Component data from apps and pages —
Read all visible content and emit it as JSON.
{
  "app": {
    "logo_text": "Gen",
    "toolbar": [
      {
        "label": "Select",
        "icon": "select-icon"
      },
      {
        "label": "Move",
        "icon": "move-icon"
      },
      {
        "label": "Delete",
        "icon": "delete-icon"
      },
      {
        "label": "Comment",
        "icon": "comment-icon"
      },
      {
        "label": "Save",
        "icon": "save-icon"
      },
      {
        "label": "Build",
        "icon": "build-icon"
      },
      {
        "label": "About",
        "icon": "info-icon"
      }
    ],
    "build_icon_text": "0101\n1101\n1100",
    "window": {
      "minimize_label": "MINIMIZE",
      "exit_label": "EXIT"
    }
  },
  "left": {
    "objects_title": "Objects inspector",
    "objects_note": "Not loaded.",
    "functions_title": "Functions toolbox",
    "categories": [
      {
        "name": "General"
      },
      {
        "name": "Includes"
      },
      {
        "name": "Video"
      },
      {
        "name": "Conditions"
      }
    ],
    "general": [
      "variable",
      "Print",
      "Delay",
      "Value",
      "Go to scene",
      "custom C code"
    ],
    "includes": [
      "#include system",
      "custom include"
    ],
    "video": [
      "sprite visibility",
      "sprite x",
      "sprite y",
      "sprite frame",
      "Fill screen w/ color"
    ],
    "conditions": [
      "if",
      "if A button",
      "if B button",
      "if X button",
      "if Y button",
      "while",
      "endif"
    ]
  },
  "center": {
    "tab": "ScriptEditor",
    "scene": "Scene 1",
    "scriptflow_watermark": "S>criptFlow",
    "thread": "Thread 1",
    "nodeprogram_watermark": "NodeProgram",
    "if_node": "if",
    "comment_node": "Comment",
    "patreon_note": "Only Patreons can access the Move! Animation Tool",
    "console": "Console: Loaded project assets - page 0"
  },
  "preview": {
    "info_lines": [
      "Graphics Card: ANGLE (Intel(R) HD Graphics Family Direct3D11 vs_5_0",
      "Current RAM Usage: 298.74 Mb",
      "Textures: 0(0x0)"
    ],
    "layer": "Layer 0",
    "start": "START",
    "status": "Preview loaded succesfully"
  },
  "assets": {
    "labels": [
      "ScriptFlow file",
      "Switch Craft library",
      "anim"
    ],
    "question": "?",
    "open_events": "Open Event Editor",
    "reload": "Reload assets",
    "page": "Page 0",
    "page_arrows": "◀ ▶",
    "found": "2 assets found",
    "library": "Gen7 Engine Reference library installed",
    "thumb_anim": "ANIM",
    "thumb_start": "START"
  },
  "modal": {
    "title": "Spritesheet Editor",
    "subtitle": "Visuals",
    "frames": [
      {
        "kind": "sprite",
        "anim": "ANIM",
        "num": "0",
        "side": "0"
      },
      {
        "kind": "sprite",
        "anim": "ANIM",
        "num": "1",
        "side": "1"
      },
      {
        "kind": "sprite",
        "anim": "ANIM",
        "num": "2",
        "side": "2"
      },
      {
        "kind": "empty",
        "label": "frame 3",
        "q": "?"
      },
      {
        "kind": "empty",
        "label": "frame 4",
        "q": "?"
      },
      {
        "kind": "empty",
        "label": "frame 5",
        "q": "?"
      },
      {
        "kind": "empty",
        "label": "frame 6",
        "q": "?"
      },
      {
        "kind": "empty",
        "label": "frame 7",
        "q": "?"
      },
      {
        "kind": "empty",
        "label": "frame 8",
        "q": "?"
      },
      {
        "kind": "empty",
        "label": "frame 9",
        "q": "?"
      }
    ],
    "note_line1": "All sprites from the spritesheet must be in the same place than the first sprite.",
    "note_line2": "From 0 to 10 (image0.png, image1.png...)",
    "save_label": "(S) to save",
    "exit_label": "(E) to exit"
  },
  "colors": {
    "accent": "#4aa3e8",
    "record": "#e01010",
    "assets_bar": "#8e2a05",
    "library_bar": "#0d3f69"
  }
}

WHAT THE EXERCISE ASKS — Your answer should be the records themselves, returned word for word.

EXPECTED ANSWER —
Read all visible content and emit it as JSON.
{
  "app": {
    "logo_text": "Gen",
    "toolbar": [
      {
        "label": "Select",
        "icon": "select-icon"
      },
      {
        "label": "Move",
        "icon": "move-icon"
      },
      {
        "label": "Delete",
        "icon": "delete-icon"
      },
      {
        "label": "Comment",
        "icon": "comment-icon"
      },
      {
        "label": "Save",
        "icon": "save-icon"
      },
      {
        "label": "Build",
        "icon": "build-icon"
      },
      {
        "label": "About",
        "icon": "info-icon"
      }
    ],
    "build_icon_text": "0101\n1101\n1100",
    "window": {
      "minimize_label": "MINIMIZE",
      "exit_label": "EXIT"
    }
  },
  "left": {
    "objects_title": "Objects inspector",
    "objects_note": "Not loaded.",
    "functions_title": "Functions toolbox",
    "categories": [
      {
        "name": "General"
      },
      {
        "name": "Includes"
      },
      {
        "name": "Video"
      },
      {
        "name": "Conditions"
      }
    ],
    "general": [
      "variable",
      "Print",
      "Delay",
      "Value",
      "Go to scene",
      "custom C code"
    ],
    "includes": [
      "#include system",
      "custom include"
    ],
    "video": [
      "sprite visibility",
      "sprite x",
      "sprite y",
      "sprite frame",
      "Fill screen w/ color"
    ],
    "conditions": [
      "if",
      "if A button",
      "if B button",
      "if X button",
      "if Y button",
      "while",
      "endif"
    ]
  },
  "center": {
    "tab": "ScriptEditor",
    "scene": "Scene 1",
    "scriptflow_watermark": "S>criptFlow",
    "thread": "Thread 1",
    "nodeprogram_watermark": "NodeProgram",
    "if_node": "if",
    "comment_node": "Comment",
    "patreon_note": "Only Patreons can access the Move! Animation Tool",
    "console": "Console: Loaded project assets - page 0"
  },
  "preview": {
    "info_lines": [
      "Graphics Card: ANGLE (Intel(R) HD Graphics Family Direct3D11 vs_5_0",
      "Current RAM Usage: 298.74 Mb",
      "Textures: 0(0x0)"
    ],
    "layer": "Layer 0",
    "start": "START",
    "status": "Preview loaded succesfully"
  },
  "assets": {
    "labels": [
      "ScriptFlow file",
      "Switch Craft library",
      "anim"
    ],
    "question": "?",
    "open_events": "Open Event Editor",
    "reload": "Reload assets",
    "page": "Page 0",
    "page_arrows": "◀ ▶",
    "found": "2 assets found",
    "library": "Gen7 Engine Reference library installed",
    "thumb_anim": "ANIM",
    "thumb_start": "START"
  },
  "modal": {
    "title": "Spritesheet Editor",
    "subtitle": "Visuals",
    "frames": [
      {
        "kind": "sprite",
        "anim": "ANIM",
        "num": "0",
        "side": "0"
      },
      {
        "kind": "sprite",
        "anim": "ANIM",
        "num": "1",
        "side": "1"
      },
      {
        "kind": "sprite",
        "anim": "ANIM",
        "num": "2",
        "side": "2"
      },
      {
        "kind": "empty",
        "label": "frame 3",
        "q": "?"
      },
      {
        "kind": "empty",
        "label": "frame 4",
        "q": "?"
      },
      {
        "kind": "empty",
        "label": "frame 5",
        "q": "?"
      },
      {
        "kind": "empty",
        "label": "frame 6",
        "q": "?"
      },
      {
        "kind": "empty",
        "label": "frame 7",
        "q": "?"
      },
      {
        "kind": "empty",
        "label": "frame 8",
        "q": "?"
      },
      {
        "kind": "empty",
        "label": "frame 9",
        "q": "?"
      }
    ],
    "note_line1": "All sprites from the spritesheet must be in the same place than the first sprite.",
    "note_line2": "From 0 to 10 (image0.png, image1.png...)",
    "save_label": "(S) to save",
    "exit_label": "(E) to exit"
  },
  "colors": {
    "accent": "#4aa3e8",
    "record": "#e01010",
    "assets_bar": "#8e2a05",
    "library_bar": "#0d3f69"
  }
}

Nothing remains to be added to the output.